Many popular tools are based on this process view on organization design. Think about The Lean Start-Up (Ries), Agile, Business Model Generation (Osterwalder) and Customer Development (Steve Blank). What all these tools have in common is that they suggest an easy to use model that is usually cyclic, includes iteration, is non-lineair and are focused on a way of thinking.

In my quest to place these tools into perspective, I generated a new integrative model: The Lean Scale-Up – how to get from start-up to scale-up. Below you’ll find an overview of the model. You can download the full infographic.

An abstract from the infographic in more detail:

The Making Of…

Of course, the idea originated when I was reading somebody else’s perspective on entrepreneurship – and more specifically on the Lean Startup. It was the Nordstrom Innovation Lab who firstly created the following image on the relation between Design Thinking, Lean and Agile. Simply beautiful. It helped me, and many other to understand the link between the three in more detail.
Nordstrom Innovation Lab

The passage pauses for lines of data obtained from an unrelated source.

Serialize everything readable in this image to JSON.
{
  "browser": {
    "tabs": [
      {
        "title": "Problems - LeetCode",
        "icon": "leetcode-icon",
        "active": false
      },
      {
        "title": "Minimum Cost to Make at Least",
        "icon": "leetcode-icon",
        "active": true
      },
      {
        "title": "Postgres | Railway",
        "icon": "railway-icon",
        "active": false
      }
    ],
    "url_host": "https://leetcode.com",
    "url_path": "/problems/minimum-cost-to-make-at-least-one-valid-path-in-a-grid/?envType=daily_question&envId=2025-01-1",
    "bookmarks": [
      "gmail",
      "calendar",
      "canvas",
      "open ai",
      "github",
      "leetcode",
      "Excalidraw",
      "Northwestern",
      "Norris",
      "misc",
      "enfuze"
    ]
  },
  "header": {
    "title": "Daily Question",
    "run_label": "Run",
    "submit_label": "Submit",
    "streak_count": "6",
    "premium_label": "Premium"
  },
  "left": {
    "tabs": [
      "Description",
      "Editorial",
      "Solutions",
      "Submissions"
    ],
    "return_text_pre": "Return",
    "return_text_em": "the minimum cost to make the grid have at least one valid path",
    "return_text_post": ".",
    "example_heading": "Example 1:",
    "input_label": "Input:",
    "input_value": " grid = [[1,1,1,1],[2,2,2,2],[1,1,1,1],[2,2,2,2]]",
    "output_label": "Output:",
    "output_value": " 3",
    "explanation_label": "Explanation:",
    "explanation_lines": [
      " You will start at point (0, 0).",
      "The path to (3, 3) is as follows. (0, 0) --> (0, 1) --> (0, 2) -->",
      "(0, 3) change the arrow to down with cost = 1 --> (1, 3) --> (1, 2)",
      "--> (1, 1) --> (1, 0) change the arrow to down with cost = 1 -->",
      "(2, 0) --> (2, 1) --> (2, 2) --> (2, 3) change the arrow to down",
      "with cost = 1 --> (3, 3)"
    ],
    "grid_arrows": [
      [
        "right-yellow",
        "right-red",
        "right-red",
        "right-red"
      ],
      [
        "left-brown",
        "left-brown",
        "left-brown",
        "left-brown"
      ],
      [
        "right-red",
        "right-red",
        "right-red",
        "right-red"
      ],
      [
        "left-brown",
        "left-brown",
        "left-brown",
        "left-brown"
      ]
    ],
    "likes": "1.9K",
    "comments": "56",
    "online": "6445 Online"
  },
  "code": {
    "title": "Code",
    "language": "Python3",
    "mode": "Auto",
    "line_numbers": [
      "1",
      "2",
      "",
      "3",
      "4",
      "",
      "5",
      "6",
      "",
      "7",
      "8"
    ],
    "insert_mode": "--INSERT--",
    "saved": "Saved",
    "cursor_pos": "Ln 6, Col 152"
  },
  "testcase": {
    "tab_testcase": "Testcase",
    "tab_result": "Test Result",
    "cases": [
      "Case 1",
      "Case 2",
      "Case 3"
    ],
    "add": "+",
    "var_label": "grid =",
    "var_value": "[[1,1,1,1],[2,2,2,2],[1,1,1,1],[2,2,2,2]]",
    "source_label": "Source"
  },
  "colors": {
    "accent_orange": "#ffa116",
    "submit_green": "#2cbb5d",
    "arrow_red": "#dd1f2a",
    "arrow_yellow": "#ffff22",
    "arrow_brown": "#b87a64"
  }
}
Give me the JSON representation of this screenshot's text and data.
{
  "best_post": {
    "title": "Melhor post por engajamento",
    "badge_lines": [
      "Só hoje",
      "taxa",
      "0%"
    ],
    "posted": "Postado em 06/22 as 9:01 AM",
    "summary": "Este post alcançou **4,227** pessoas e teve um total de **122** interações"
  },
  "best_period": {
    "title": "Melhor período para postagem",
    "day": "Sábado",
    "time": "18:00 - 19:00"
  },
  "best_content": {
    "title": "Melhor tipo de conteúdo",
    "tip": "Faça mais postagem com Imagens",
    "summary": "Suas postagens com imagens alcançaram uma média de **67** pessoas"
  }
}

The problem of that model is that it ‘stops’ at the lean startup, while scaling-up is one of the most intriguing aspects of Organization Design. During the start-up phase, organizations are very informal (both processes as structures), but in the process of scaling up, companies need to formalize their processes. Dyer and Furr (Harvard) took it one step further. In their model “End-to-End Innovation“, they proposed a cyclic view on innovation that included design thinking, lean thinking, agile, but also business model design and scale-up. It also related Open Innovation to the cycles, but I think they are wrong by placing OI only in the front end of innovation.

Distinguishing between the Lean Start-up and Business Model Design isn’t as easy as it looks, but I liked their suggestion that Business Model Design is something that usually comes into place when innovations have been created. A Business Model is only a topic when growing. But of course, as Furr says:

Naturally, innovation is a messy process and you may find that you start somewhere else on the figure (e.g., you already have a solution or business model innovation in mind), but the figure helps us remember that even in these cases, each element has to be addressed before you try to scale the business—or you are in grave danger of failure.

Deciding to put the Lean Start-Up process before the creation of a business model was a tough decision. But also Alexander Osterwalder has suggested that the lean start-up focuses on testing, while business models focus on designing the product. He also includes a step in between: the customer development process, developed by Steve Blank in his work The Four Step to Epiphany. He says:

We already now know how to do this kind of designing and testing for business models: by combining the Business Model Canvas with the Customer Development process. Steve Blank has impressively demonstrated this in his work.

We can achieve the same for Value Propositions by combining the VP Canvas with the Lean Startup process. This will help us more systematically work towards achieving what the startup movement calls a product-market fit or problem solution fit. In other words, building/offering stuff that customers really want.

So, in practise, these two are more often combined with each other then followed by each other.


The research cycle was partially based on and Barringers work on New Ventures.

The last cycle, whick takes up 95% of the actual time that businesses are alive, is based on Greiner’s work on revolutions and evolutions as organizations grow. We have wrote on that before, for example in this post.

And last but not least, we have included the funding process of businesses in the scheme. Not very detailed, but you’ll get an idea.